- Provided data -
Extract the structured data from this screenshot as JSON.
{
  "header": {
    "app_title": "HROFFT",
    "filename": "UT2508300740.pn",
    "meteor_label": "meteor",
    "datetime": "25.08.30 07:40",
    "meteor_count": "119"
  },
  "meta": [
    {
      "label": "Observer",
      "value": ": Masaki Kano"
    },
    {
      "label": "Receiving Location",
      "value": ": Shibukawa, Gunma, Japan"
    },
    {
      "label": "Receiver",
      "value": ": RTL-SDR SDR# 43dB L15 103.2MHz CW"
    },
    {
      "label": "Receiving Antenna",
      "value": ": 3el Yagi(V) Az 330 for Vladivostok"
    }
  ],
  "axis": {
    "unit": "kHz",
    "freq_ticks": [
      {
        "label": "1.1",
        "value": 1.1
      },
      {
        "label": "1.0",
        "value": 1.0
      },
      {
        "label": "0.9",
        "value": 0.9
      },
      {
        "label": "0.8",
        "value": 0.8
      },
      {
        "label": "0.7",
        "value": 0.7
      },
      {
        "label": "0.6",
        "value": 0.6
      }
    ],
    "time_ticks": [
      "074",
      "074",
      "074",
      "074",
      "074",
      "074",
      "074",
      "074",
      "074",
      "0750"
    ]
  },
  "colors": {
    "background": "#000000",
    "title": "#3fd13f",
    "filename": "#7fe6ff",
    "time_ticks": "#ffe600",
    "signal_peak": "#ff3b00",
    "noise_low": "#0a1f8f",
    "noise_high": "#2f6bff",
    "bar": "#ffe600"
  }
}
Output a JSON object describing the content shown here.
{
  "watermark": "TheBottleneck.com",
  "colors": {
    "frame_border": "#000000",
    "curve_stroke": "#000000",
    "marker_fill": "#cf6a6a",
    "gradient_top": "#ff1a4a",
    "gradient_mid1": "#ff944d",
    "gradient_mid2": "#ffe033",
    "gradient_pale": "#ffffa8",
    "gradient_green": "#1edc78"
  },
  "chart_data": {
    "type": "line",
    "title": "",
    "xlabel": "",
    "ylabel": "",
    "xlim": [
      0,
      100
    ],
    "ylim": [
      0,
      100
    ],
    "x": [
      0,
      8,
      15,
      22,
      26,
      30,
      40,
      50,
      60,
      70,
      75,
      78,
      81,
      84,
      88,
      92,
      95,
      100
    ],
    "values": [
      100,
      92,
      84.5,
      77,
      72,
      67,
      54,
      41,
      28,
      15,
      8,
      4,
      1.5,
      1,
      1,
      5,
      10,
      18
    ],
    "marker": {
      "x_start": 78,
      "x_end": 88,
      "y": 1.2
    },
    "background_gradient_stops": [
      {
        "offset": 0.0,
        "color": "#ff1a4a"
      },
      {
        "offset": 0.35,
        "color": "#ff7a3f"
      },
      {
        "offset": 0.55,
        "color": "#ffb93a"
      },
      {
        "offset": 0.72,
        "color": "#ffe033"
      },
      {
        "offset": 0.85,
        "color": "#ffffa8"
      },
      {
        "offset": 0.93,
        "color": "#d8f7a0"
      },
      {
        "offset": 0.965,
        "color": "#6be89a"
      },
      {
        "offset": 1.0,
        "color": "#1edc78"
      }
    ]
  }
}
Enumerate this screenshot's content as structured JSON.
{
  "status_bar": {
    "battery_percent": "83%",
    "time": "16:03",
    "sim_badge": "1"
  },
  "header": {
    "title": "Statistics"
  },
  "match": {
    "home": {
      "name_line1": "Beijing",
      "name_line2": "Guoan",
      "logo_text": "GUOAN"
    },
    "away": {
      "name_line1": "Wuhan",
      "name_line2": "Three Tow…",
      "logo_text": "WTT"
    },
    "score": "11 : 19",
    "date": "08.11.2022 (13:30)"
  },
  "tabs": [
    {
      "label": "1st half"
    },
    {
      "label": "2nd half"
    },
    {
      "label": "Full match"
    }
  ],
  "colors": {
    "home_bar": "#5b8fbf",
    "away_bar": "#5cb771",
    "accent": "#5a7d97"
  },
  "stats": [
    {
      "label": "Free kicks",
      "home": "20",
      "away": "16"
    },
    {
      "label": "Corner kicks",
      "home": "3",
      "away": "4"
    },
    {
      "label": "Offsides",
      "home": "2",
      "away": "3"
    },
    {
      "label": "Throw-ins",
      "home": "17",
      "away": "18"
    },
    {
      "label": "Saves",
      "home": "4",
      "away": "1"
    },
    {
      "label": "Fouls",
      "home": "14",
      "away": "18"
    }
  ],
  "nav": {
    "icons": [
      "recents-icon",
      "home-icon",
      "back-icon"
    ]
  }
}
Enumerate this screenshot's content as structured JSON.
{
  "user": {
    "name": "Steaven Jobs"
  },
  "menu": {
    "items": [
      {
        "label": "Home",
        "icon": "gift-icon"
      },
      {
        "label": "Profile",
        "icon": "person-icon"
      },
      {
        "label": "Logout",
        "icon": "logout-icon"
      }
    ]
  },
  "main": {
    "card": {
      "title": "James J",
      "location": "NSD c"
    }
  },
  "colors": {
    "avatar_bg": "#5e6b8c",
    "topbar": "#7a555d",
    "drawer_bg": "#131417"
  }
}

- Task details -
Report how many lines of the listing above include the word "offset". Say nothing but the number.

- Your solution -
8